As gastroenterologists, familiarity with FCS is important because, while it is not common, it can be easily missed. Diagnosis is critical because it can enable provision of dietary counseling, and care coordination with lipid specialists, gastroenterologists, dieticians and primary care providers. Although correlation between elevated triglyceride levels and an increased risk for severe and potentially fatal attacks of pancreatitis has been long established, in many cases it takes several years for patients to receive an accurate diagnosis of FCS. Lack of an accurate diagnosis can present significant challenges to patients, including continued risk for pancreatitis, development of complications in the pancreas or other organs, exposure to unnecessary procedures and in appropriate disease management strategies due to wrong diagnosis.

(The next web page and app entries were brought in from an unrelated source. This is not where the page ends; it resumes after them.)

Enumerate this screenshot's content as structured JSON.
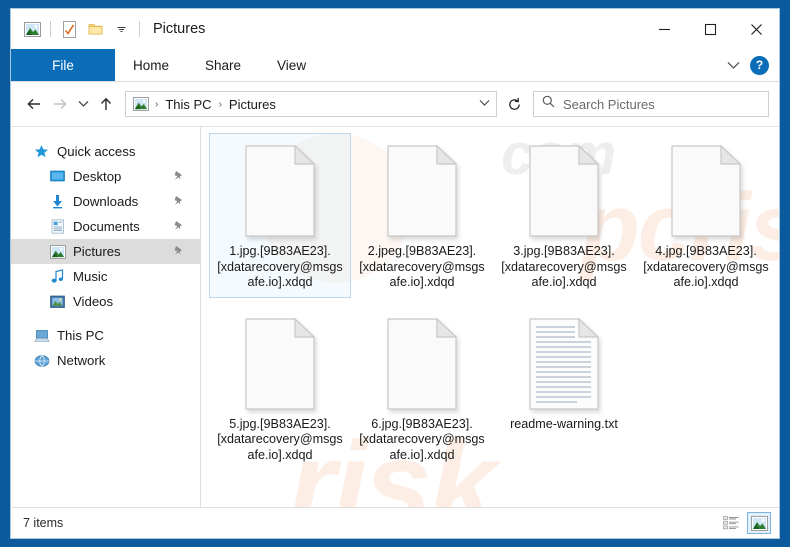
{
  "window": {
    "title": "Pictures",
    "quick_access_toolbar": [
      {
        "name": "pictures-folder-icon",
        "label": "Pictures"
      },
      {
        "name": "properties-icon",
        "label": "Properties"
      },
      {
        "name": "new-folder-icon",
        "label": "New folder"
      },
      {
        "name": "customize-dropdown-icon",
        "label": "Customize Quick Access Toolbar"
      }
    ],
    "controls": {
      "minimize": "─",
      "maximize": "☐",
      "close": "✕"
    }
  },
  "ribbon": {
    "tabs": [
      {
        "label": "File",
        "active": true
      },
      {
        "label": "Home",
        "active": false
      },
      {
        "label": "Share",
        "active": false
      },
      {
        "label": "View",
        "active": false
      }
    ],
    "expand_label": "⌄",
    "help_label": "?"
  },
  "address_bar": {
    "back_label": "←",
    "forward_label": "→",
    "recent_label": "⌄",
    "up_label": "↑",
    "refresh_label": "↻",
    "dropdown_label": "⌄",
    "breadcrumb": [
      "This PC",
      "Pictures"
    ],
    "separator": "›"
  },
  "search": {
    "placeholder": "Search Pictures",
    "icon": "search-icon"
  },
  "sidebar": {
    "items": [
      {
        "label": "Quick access",
        "icon": "star-icon",
        "indent": false,
        "pinned": false,
        "selected": false
      },
      {
        "label": "Desktop",
        "icon": "desktop-icon",
        "indent": true,
        "pinned": true,
        "selected": false
      },
      {
        "label": "Downloads",
        "icon": "download-icon",
        "indent": true,
        "pinned": true,
        "selected": false
      },
      {
        "label": "Documents",
        "icon": "documents-icon",
        "indent": true,
        "pinned": true,
        "selected": false
      },
      {
        "label": "Pictures",
        "icon": "pictures-icon",
        "indent": true,
        "pinned": true,
        "selected": true
      },
      {
        "label": "Music",
        "icon": "music-icon",
        "indent": true,
        "pinned": false,
        "selected": false
      },
      {
        "label": "Videos",
        "icon": "videos-icon",
        "indent": true,
        "pinned": false,
        "selected": false
      },
      {
        "label": "This PC",
        "icon": "computer-icon",
        "indent": false,
        "pinned": false,
        "selected": false
      },
      {
        "label": "Network",
        "icon": "network-icon",
        "indent": false,
        "pinned": false,
        "selected": false
      }
    ],
    "pin_glyph": "📌"
  },
  "files": [
    {
      "name": "1.jpg.[9B83AE23].[xdatarecovery@msgsafe.io].xdqd",
      "icon": "blank-file-icon",
      "selected": true
    },
    {
      "name": "2.jpeg.[9B83AE23].[xdatarecovery@msgsafe.io].xdqd",
      "icon": "blank-file-icon",
      "selected": false
    },
    {
      "name": "3.jpg.[9B83AE23].[xdatarecovery@msgsafe.io].xdqd",
      "icon": "blank-file-icon",
      "selected": false
    },
    {
      "name": "4.jpg.[9B83AE23].[xdatarecovery@msgsafe.io].xdqd",
      "icon": "blank-file-icon",
      "selected": false
    },
    {
      "name": "5.jpg.[9B83AE23].[xdatarecovery@msgsafe.io].xdqd",
      "icon": "blank-file-icon",
      "selected": false
    },
    {
      "name": "6.jpg.[9B83AE23].[xdatarecovery@msgsafe.io].xdqd",
      "icon": "blank-file-icon",
      "selected": false
    },
    {
      "name": "readme-warning.txt",
      "icon": "text-file-icon",
      "selected": false
    }
  ],
  "status_bar": {
    "item_count": "7 items",
    "views": [
      {
        "name": "details-view-button",
        "active": false
      },
      {
        "name": "large-icons-view-button",
        "active": true
      }
    ]
  },
  "watermark": {
    "line1": "risk",
    "line2": "pcrisk",
    "line3": "com"
  },
  "colors": {
    "frame": "#0b5a9e",
    "accent": "#0b6cb8",
    "selection": "#dcdcdc",
    "tile_selection_border": "#bcd9f0"
  }
}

The lack of effective therapies to treat FCS continues to leave patients at risk for morbidity and mortality, including pancreatitis. No other investigational drug has been found in clinical trials to have the magnitude of reductions in triglyceride levels observed in clinical trials with volanesorsen. The findings in volanesorsen trials for the first time hold out the potential for FCS patients to achieve reduced triglyceride levels.
Gaudet D, et al. New Engl J Med. 2015;doi:10.1056/NEJMoa1400283.
Ionis Pharmaceuticals. The APPROACH study: A study of volanesorsen (formerly ISIS-APOCIIIRx) in patients with Familial Chylomicronemia syndrome. In: ClinicalTrials.gov [Internet]. Bethesda, MD: National Library of Medicine (US). Accessed: April 7, 2017. Available at: https://clinicaltrials.gov/ct2/show/NCT02211209?term=volanesorsen&rank=3 NLM Identifier: NCT02211209.
Ionis Pharmaceuticals. The COMPASS Study: A Study of volanesorsen (formally ISIS-APOCIIIRx) in patients with hypertriglyceridemia. In: ClinicalTrials.gov [Internet]. Bethesda, MD: National Library of Medicine (US). Accessed: April 7, 2017. Available at: https://clinicaltrials.gov/ct2/show/NCT02300233?term=volanesorsen&rank=4 NLM Identifier: NCT02300233.
Disclosures: Gelrud reports he is a consultant for Akcea Therapeutics. Writing assistance provided by Berry & Company was funded by Akcea Therapeutics.